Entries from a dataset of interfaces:
=-=-=
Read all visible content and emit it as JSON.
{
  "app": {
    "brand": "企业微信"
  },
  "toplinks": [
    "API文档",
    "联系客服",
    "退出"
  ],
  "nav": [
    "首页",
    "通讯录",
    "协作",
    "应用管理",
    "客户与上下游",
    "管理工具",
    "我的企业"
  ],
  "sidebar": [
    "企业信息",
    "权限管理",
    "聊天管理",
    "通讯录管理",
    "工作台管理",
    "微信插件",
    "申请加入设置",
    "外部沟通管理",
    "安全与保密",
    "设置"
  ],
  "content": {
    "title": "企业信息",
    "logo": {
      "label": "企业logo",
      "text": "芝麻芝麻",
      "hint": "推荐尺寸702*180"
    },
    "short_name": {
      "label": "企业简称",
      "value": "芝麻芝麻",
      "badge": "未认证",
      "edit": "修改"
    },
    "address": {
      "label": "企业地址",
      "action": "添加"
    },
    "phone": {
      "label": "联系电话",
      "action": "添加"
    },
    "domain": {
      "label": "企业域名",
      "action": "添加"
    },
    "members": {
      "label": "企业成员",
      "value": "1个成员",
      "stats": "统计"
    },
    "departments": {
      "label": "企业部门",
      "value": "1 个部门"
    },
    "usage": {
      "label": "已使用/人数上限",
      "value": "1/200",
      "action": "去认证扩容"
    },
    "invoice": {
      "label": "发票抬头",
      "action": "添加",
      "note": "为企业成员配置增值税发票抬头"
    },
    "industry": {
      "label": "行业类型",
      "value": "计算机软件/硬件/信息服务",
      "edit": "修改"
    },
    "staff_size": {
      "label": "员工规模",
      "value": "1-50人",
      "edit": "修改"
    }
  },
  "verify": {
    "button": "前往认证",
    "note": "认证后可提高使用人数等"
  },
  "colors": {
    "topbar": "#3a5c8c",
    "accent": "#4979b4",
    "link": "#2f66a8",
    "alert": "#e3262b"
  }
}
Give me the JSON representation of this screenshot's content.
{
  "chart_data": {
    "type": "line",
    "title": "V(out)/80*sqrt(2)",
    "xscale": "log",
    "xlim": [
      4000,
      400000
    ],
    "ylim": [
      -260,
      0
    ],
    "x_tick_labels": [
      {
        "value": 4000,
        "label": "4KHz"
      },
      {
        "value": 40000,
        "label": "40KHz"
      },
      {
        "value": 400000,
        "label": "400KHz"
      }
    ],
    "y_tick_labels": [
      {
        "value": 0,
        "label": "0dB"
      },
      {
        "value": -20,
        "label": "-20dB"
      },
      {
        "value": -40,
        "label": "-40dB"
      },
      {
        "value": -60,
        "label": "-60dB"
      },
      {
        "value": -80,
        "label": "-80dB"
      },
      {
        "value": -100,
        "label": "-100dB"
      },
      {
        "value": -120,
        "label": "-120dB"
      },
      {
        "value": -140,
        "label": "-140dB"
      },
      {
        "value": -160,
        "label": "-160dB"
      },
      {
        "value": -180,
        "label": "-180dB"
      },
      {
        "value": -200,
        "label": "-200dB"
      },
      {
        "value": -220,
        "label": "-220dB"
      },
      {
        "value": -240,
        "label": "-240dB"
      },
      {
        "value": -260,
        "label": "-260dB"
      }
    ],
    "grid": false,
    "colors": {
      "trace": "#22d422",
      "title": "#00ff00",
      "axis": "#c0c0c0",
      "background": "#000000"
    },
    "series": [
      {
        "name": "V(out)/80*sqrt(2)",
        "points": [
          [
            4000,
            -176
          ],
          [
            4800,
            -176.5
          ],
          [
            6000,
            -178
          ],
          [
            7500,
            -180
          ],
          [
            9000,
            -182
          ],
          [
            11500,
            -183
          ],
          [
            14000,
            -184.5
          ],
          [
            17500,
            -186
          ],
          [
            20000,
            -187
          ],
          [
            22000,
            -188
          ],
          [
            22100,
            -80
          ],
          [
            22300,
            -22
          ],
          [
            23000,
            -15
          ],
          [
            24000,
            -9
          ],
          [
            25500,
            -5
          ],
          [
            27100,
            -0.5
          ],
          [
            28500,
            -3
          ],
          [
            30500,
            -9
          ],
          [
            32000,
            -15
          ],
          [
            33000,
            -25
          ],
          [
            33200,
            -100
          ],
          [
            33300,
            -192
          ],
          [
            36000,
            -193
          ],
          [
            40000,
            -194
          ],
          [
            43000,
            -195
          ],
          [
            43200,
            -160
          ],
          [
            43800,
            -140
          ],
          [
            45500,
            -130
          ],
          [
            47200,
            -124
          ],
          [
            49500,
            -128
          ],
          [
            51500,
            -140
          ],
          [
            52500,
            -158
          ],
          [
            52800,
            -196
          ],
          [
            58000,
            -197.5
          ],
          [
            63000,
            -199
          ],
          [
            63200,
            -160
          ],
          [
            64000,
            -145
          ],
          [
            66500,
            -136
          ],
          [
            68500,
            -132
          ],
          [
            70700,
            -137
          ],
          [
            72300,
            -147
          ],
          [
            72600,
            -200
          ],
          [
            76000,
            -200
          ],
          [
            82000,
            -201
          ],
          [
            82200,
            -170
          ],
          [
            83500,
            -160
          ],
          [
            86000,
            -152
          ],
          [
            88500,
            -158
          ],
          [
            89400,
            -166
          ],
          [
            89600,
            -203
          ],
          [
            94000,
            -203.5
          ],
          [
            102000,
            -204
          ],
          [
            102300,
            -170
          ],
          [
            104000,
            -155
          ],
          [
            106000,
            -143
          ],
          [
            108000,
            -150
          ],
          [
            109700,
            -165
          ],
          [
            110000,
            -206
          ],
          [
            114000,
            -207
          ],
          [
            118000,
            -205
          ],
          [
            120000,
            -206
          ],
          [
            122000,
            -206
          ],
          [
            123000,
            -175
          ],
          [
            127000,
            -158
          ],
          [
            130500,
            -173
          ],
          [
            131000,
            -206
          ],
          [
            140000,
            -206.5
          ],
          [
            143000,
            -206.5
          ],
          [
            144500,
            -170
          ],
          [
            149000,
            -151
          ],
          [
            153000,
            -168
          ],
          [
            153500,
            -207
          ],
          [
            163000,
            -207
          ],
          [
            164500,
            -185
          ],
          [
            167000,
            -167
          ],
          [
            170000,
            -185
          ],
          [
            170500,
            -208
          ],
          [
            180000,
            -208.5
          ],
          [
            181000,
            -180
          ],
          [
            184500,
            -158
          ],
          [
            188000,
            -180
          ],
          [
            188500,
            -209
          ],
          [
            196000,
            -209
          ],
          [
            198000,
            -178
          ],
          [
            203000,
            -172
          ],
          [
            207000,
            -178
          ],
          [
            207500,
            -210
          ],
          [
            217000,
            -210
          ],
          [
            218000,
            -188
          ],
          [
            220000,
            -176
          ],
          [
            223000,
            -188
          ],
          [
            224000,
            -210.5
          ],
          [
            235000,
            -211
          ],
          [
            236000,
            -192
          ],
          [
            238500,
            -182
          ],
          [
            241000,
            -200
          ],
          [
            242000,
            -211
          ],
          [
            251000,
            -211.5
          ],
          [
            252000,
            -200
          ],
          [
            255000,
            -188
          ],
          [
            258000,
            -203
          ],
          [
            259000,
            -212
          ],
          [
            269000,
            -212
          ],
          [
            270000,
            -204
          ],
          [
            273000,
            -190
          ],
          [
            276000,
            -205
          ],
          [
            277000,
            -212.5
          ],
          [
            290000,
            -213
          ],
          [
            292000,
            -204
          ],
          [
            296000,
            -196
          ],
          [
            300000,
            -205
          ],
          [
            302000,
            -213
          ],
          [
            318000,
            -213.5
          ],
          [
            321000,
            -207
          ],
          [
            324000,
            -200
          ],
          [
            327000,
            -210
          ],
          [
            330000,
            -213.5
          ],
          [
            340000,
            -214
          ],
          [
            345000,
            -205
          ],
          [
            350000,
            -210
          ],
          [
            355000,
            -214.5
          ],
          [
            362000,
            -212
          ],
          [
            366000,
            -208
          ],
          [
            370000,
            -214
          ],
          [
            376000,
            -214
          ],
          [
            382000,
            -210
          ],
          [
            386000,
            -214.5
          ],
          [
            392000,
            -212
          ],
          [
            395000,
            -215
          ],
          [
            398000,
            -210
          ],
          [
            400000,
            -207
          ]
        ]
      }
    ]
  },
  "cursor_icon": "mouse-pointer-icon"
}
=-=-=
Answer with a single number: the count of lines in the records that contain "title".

3